The first time I created an altar in my home, I remember treating it similarly to how I imagine one might treat nuclear material. I scrubbed the table I was using to the bone because I read somewhere that dust holds negative energy. I went to the health food store and saw all the different colored candles, each representing a different chakra. I was so afraid of excluding a chakra, I bought every color they had. The same went for the incense. (thank you consumerism!) I started a “vision board” of all the things I wanted to transform in my life and placed it above the altar. I would kneel in front of the altar when I got home from work every day (for about a week), burning the candles and trying to meditate, the whole time I was wondering if this was, indeed, the best feng-shui corner in the house to place the altar and whether or not it was clean enough.
JEEZ! It makes my palms sweat just thinking about that experiment.
I look back on that time with great compassion for myself. What I realize now is that I did not create that altar out of an overflow of devotion. I created it because I wanted to find a way to heal things in my life that needed healing, but without having to do the scary stuff. Like healing my ovarian cyst without surgery. Or making all the people I hated at work less obnoxious without having to speak up. And while we’re at it, adding more sex to my relationship without having to get out of my pajama pants. And p.s., fixing my raging eating disorder. No wonder the poor altar had performance anxiety!
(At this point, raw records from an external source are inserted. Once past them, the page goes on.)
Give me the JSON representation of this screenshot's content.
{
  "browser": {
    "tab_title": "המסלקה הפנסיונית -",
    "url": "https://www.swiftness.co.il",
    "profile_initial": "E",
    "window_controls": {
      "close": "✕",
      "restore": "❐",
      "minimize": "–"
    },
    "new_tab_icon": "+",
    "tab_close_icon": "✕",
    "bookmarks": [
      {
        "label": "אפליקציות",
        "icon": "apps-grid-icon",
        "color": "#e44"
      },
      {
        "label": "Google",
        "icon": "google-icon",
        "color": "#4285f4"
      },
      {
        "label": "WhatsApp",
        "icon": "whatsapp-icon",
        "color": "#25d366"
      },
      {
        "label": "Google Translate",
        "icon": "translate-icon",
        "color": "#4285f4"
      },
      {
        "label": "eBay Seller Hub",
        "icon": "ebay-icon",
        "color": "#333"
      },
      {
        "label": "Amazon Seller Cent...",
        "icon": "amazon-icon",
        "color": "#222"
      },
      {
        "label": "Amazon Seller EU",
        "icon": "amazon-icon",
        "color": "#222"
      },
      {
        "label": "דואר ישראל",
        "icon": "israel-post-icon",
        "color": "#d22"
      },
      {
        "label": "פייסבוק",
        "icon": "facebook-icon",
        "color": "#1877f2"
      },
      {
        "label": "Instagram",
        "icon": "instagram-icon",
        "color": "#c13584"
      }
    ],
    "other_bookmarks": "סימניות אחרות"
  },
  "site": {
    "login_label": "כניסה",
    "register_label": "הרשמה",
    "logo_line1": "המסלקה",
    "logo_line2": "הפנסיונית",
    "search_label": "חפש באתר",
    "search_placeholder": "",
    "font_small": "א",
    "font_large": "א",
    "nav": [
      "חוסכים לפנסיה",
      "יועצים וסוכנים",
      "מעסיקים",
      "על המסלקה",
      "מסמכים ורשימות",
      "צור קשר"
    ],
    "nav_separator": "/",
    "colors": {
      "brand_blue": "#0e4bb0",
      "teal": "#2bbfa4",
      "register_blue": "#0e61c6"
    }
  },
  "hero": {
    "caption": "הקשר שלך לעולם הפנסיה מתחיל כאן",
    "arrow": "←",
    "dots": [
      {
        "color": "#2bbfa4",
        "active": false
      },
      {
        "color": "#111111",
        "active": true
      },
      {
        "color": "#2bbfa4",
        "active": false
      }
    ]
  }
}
I have since learned that in the words of Annie Lennox, “Money Can’t Buy It.” You can ship salt from the Himalayas, fine incense from Tibet, the blood of a desert snake in Santa Fe and all the rest, but none of these things begin to compare with the power of collecting objects that mean something to you.
My goal in my home is to make it one big giant altar. I have little altars everywhere. To me, an altar is any arrangement of beauty that honors the sacred. It is something that reminds me that magic is real, that there is so much more to life that what we see with the naked eye. What works best for me is to create altars of gratitude and honoring. In contrast, I find that when I make an altar dedicated to a transformation I want to experience with images cut out of magazines and such, it makes me so fixed on the outcome that I start to obsess over it, excluding room for the transformation to actually happen.
Here are some examples of altars I have created in my home and what they mean to me. I would love to see yours too! You can post them here on the School of Charm and Cheek Facebook page. Or, if this post inspires you to see an altar where you did not see one before, as you will see in the photo at my Mother in-law’s house below, please share that too.
PS - Veronica Varlow is someone who taught me ALOT about finding the sacred and magic in the little things. She is teaching a class at the School of Charm and Cheek March 23rd which is almost sold out. I highly recommend this class if you would like to find beauty and magic in corners of your life that you would not have previously thought to look.
|This is my bedroom dressing table. Framing the mirror are necklaces , many of which were gifts, some which|
were handmade by a dear friend. On the dressing table are my favorite oils and lotions, handmade by my Mother.
|I bought this when I was in Peru, and it graces a shelf in my bathroom, honoring true, long lasting love.|
|This is an altar, isn't it?? ;)|
|A gratitude altar for a successful Seduction class with my favorite Rumi poem "dance when you are broken open", roses and a red candle from the classroom, and a variety of sacred objects surrounding the candle.|
|This is a stone from the fire pit after my first fire ceremony at the Qoya Costa Rica retreat, a piece of yarn from another ritual done in Costa Rica, a thank you charm that was a gift from a friend, and pink glitter to make everything shine.|
This is in the home of my Mother in-law. At first glance it is just an assembly of photos, but when looked at more closely it is an altar to family and love. There are two photos of my nieces/her grandchildren, with a photo of her parents in the middle, and an album from our wedding under that, all placed on the piano where my husband learned to play his famous song "Ho-Down" as a kid. So much sacredness on this altar!